Toll roads are far more common in the USA than here in the UK, and you’ll do well to avoid them if you’re going on a lengthy journey. There’s actually a toll road on the way from Orlando International Airport to the I-Drive/Universal Studios area, so you’ll become familiar fairly quickly.
They’re pretty straight forward in Florida. You’ll see signs warning you that a toll road is coming up and to get in lane, and this is the important part. There are lanes for cars that have prepaid chips and those that are paying in cash, and you have to exit pretty quickly onto the toll road and get in lane. The last thing you want is to be 4 lanes away from where you need to be, so be sure to keep an eye out for the road signs as the toll road is coming up as they will tell you which lane to get in.
After you have passed the booth, the traffic funnels with very little order and no road markings, but thankfully it’s usually only a handful of cars at a time, so relatively easy to navigate, but it’s something to be aware of. Also note that most tolls do not give change and so you must have exact cash.
Florida Tolls: Is it Worth Getting a Sun Pass?
Sun Passes, or similar, are a prepaid option for toll roads. Nearly every car hire company will try to up-sell this to you. Do not accept a Sun Pass unless you plan on doing an awful lot of driving. Tolls range from 50c to $2 in Florida, and unless you’re driving a long way everyday, you will never use as much in cash as you will pay for a Sun Pass (despite what the Agent tells you). We recommend changing a $20 into coins on the day of arrival and paying as you go.
Florida Driving Laws & The Police
As with anywhere in the world, stay within the speed limit and be sensible and safe, and there should be no issues or run-ins with the police.
Little confession of ours. The first time we arrived in Florida and got behind the wheel, we must have looked like a drunk driver as we got pulled over just 10 minutes after leaving the airport. The Police Officer was very friendly, understood we were tourists, gave us some instructions and let us be on our way. I’d like to say it would always be this way, but just remember to keep your whits about you and don’t give the police any reason to issue any tickets.
An important law to be aware of when driving in Florida is that when you’re in the lane next to the hard shoulder, if there’s a police car in the hard shoulder, you must move in to the next lane. In other words, you need to give a police car, or a broken down vehicle, plenty of space and move out of the nearby lane. Failure to do so is breaking the law.

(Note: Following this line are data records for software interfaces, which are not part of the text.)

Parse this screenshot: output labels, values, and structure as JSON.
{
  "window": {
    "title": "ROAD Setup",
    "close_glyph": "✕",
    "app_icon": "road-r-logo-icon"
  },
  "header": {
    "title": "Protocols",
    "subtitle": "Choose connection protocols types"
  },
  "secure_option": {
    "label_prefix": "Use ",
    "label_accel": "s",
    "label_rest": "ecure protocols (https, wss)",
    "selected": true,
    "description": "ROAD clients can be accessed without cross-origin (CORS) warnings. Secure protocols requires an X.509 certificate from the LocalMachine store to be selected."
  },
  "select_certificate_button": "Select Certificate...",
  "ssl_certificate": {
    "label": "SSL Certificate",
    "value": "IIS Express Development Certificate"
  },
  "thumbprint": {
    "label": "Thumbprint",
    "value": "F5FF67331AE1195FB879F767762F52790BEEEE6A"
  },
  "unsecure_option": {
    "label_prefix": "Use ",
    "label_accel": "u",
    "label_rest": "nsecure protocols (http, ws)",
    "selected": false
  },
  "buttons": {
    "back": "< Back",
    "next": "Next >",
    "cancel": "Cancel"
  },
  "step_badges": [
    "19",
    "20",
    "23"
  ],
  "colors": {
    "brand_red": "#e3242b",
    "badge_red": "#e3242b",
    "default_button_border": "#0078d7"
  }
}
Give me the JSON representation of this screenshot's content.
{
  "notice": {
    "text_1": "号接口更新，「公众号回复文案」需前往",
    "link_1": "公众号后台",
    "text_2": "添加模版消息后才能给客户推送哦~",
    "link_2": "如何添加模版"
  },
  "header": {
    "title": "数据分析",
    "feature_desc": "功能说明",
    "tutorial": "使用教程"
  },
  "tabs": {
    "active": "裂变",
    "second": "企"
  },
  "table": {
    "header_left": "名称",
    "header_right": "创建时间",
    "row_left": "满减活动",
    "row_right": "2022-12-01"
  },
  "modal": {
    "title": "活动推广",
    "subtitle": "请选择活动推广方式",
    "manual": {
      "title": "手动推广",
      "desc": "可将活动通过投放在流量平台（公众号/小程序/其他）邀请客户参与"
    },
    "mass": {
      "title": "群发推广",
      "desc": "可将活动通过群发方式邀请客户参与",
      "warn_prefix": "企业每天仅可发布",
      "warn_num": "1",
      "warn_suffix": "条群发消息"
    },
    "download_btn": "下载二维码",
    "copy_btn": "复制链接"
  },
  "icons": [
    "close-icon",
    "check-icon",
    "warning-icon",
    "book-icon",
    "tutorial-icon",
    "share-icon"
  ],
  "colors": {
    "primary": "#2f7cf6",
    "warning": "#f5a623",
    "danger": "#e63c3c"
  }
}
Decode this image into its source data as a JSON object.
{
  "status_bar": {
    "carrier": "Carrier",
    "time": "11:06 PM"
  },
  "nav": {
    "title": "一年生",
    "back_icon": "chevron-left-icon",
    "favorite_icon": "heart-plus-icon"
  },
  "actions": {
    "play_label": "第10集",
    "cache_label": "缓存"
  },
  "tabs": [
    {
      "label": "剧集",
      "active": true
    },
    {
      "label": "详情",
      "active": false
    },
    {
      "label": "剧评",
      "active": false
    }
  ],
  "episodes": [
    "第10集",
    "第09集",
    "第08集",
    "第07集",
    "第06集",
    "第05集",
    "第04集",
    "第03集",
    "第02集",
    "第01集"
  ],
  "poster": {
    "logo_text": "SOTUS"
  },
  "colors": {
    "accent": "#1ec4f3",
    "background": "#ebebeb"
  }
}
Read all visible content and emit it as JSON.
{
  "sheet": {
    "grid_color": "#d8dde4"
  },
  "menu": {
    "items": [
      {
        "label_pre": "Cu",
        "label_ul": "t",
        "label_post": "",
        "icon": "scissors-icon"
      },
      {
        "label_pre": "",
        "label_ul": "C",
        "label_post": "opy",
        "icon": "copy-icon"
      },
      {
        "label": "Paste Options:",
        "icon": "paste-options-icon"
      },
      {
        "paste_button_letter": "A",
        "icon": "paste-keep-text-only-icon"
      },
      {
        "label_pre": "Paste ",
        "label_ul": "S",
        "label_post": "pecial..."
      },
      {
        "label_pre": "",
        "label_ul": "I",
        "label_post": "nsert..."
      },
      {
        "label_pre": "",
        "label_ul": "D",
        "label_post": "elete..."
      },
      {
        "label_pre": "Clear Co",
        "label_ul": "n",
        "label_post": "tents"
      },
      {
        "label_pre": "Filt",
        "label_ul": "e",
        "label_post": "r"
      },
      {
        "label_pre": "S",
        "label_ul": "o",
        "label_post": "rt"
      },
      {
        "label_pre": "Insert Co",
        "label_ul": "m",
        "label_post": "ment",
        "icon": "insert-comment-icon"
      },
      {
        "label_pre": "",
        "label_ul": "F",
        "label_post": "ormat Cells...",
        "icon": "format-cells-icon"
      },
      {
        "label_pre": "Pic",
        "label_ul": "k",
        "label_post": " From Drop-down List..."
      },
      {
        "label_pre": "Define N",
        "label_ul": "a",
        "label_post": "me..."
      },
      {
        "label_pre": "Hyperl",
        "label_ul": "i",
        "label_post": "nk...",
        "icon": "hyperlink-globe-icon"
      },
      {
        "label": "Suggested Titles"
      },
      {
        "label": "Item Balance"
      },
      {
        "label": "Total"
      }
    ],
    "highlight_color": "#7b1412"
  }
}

The Price of Fuel in Florida
If you’re from the UK, you’re going to be very pleasantly surprised by the price of fuel (gas) in Florida. We won’t quote exact prices per gallon, as obviously it can fluctuate, but we’ll use our experience as an example.
On 3 separate trips to Florida, driving a cross-over sized car, we never paid more than $25 to fill the tank. We drive around 800-1,000 miles every time we visit, and we only have to fill the car twice for a grand total of $50. It’s very, very cheap, and this should be factored into the argument of whether it’s cheaper to hire a car or pay for cabs.
When using a gas station, you pull up at your spot and you go inside to pay for your gas before you pump it. You won’t be able to go over, so if you pay $20, the pump will stop at $20. If you use less than what you’ve paid, you will get a refund.
You’re Ready to Go
That concludes our guide to driving and car hire in Florida. Of course, this is a brief overview of the roads and rules in Florida, and there’s more to it. We’ve highlighted some of the quickest, easiest and most convenient points.
We recommend that you do more research into the rules of the road in Florida so that you feel comfortable enough to get behind the wheel by the time you arrive.